Understand that writing a book is a journey and not an event. Using that truth as a compass will keep you on the path far more than an unreasonable standard of perfection.

23. Get Ready For Whatever is Next

Every book you publish is another employee who never clocks out; an asset to feed you forever, a dollar or two at a time. If your first book isn’t good enough, throw it away and make sure that your second one is. There’s no shame in that. 

If your book is good enough for prime time, then get to work on the followup immediately. If a reader falls in love with your work, they need to know they can get more. New authors without a catalog are too easily forgotten. No matter how great your story is, there are great stories everywhere. 

It’s worth saying again: If you can afford to hold off on publishing your first book until you have a few in the bank, I highly suggest you do. That might make the difference in your ultimate sustainability, and could lead directly to either your failure or success.  

24. And All the Rest of It 

Because of course there’s more. Writing a book is an exhaustive process that gets easier (though never easy) by the project. The above tips all required more detail, but the rest can be handled in a sentence or two.

Work breeds work. Write in the company of others and commit to not talking. We have office hours in our studio. A bunch of us get on Zoom, write in sprints, pause to chat for a few minutes, then rinse and repeat.

Take frequent breaks. Even if you think you don’t need to. I walk several times throughout the day, and have a streak of getting in at least 10K steps a day that’s over three years now. It takes a lot of time, but I’m still more productive than I was when I didn’t walk I because I “couldn’t afford it.” 

Pay attention to what inspires you. Once you start writing, you should be seeing the world through a writer’s eyes. People are characters and everyone (and everything) is a story. 

Make the muse come to you. She’s fickle and you know that, so never allow her to control your destiny. Show up for work consistently and you will be in charge of the relationship. 

Try something smaller. If you’re getting stuck on your big book, try a novella, a short story, an article, a blog post, a letter, or whatever it takes to get your brain used to getting words on the page. Writing is a muscle, never be embarrassed to build it. 

Know what your book is about. You’d be surprised by how many authors don’t, even after it’s finished — at least, not well enough to sum it up in a sentence. Learn to do that before your Once upon a time … and you will have a better book. 
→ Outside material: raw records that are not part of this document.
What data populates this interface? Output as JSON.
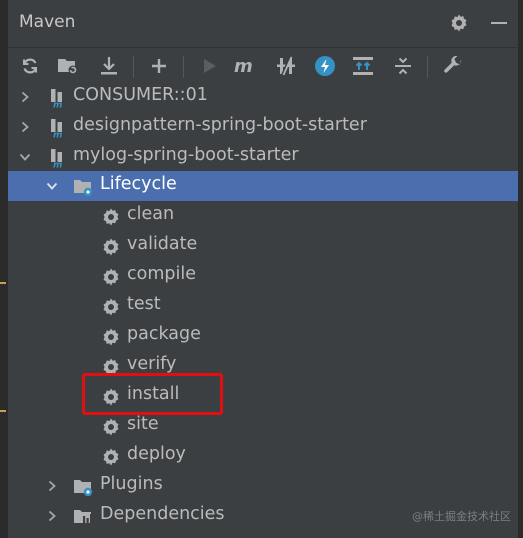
{
  "panel": {
    "title": "Maven"
  },
  "header_icons": [
    "gear-icon",
    "minimize-icon"
  ],
  "toolbar": {
    "buttons": [
      "reload-all-maven-projects",
      "generate-sources-and-update-folders",
      "download-sources",
      "add-maven-projects",
      "run-maven-build",
      "execute-maven-goal",
      "toggle-offline-mode",
      "toggle-skip-tests",
      "show-dependencies",
      "collapse-all",
      "maven-settings"
    ]
  },
  "tree": {
    "items": [
      {
        "label": "CONSUMER::01",
        "level": 0,
        "expanded": false,
        "icon": "maven-module-icon"
      },
      {
        "label": "designpattern-spring-boot-starter",
        "level": 0,
        "expanded": false,
        "icon": "maven-module-icon"
      },
      {
        "label": "mylog-spring-boot-starter",
        "level": 0,
        "expanded": true,
        "icon": "maven-module-icon"
      },
      {
        "label": "Lifecycle",
        "level": 1,
        "expanded": true,
        "selected": true,
        "icon": "folder-gear-icon"
      },
      {
        "label": "clean",
        "level": 2,
        "icon": "gear-icon"
      },
      {
        "label": "validate",
        "level": 2,
        "icon": "gear-icon"
      },
      {
        "label": "compile",
        "level": 2,
        "icon": "gear-icon"
      },
      {
        "label": "test",
        "level": 2,
        "icon": "gear-icon"
      },
      {
        "label": "package",
        "level": 2,
        "icon": "gear-icon"
      },
      {
        "label": "verify",
        "level": 2,
        "icon": "gear-icon"
      },
      {
        "label": "install",
        "level": 2,
        "icon": "gear-icon",
        "highlighted": true
      },
      {
        "label": "site",
        "level": 2,
        "icon": "gear-icon"
      },
      {
        "label": "deploy",
        "level": 2,
        "icon": "gear-icon"
      },
      {
        "label": "Plugins",
        "level": 1,
        "expanded": false,
        "icon": "folder-gear-icon"
      },
      {
        "label": "Dependencies",
        "level": 1,
        "expanded": false,
        "icon": "dependencies-icon"
      }
    ]
  },
  "watermark": "@稀土掘金技术社区",
  "colors": {
    "background": "#3c3f41",
    "selection": "#4b6eaf",
    "highlight_box": "#e01010",
    "text": "#bbbbbb"
  }
}
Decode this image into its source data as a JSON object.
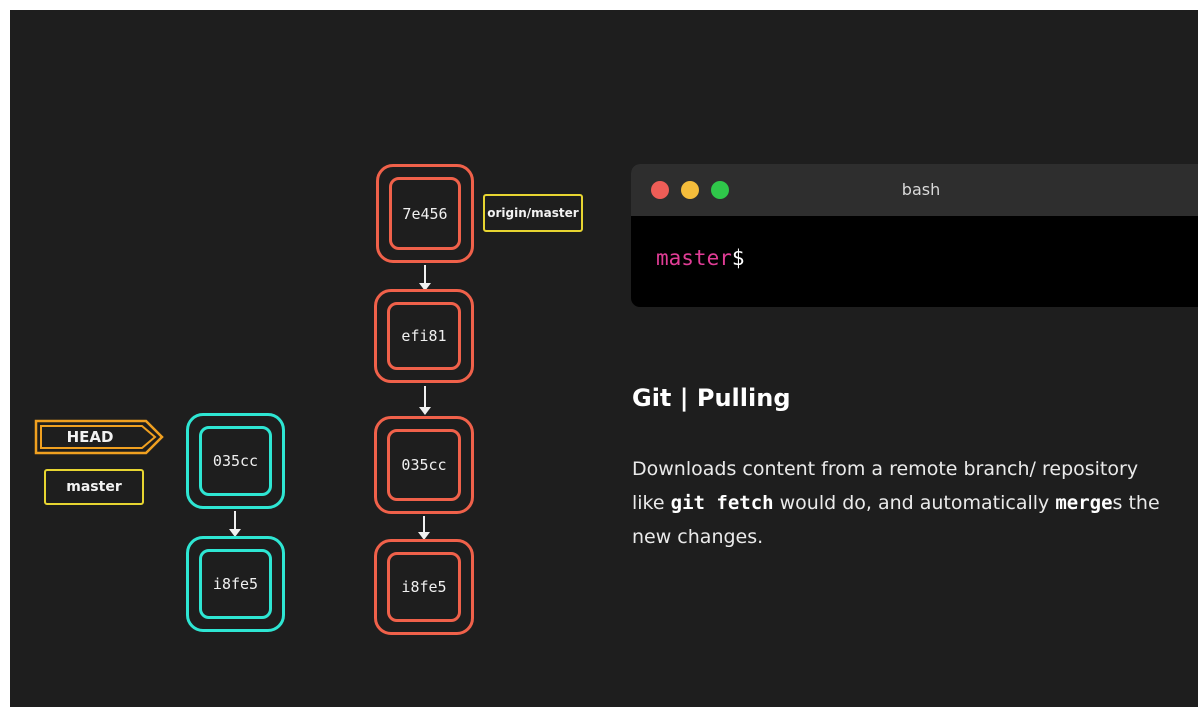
{
  "local_branch": {
    "head_label": "HEAD",
    "branch_label": "master",
    "commits": [
      "035cc",
      "i8fe5"
    ]
  },
  "remote_branch": {
    "branch_label": "origin/master",
    "commits": [
      "7e456",
      "efi81",
      "035cc",
      "i8fe5"
    ]
  },
  "terminal": {
    "title": "bash",
    "prompt_branch": "master",
    "prompt_symbol": "$",
    "dot_colors": [
      "#ee5d57",
      "#f5bd3b",
      "#2fc74a"
    ]
  },
  "info": {
    "title": "Git | Pulling",
    "description": [
      {
        "text": "Downloads content from a remote branch/ repository like ",
        "code": false
      },
      {
        "text": "git fetch",
        "code": true
      },
      {
        "text": " would do, and automatically ",
        "code": false
      },
      {
        "text": "merge",
        "code": true
      },
      {
        "text": "s the new changes.",
        "code": false
      }
    ]
  },
  "colors": {
    "local_commit": "#2ee6d3",
    "remote_commit": "#f0614a",
    "label_border": "#e7d531",
    "head_arrow": "#f0a020",
    "prompt_text": "#e13d96",
    "background": "#1e1e1e"
  }
}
These tips are all general understandings that have worked for me and the writers in our studio. Your mileage may vary. Some of the above will permanently improve the way you create, and some of it you’ll forget a few minutes from now. That’s great, exactly how it’s supposed to be. 

Stay true to yourself and to the writing. 

Finish that book, and start changing the world with your story!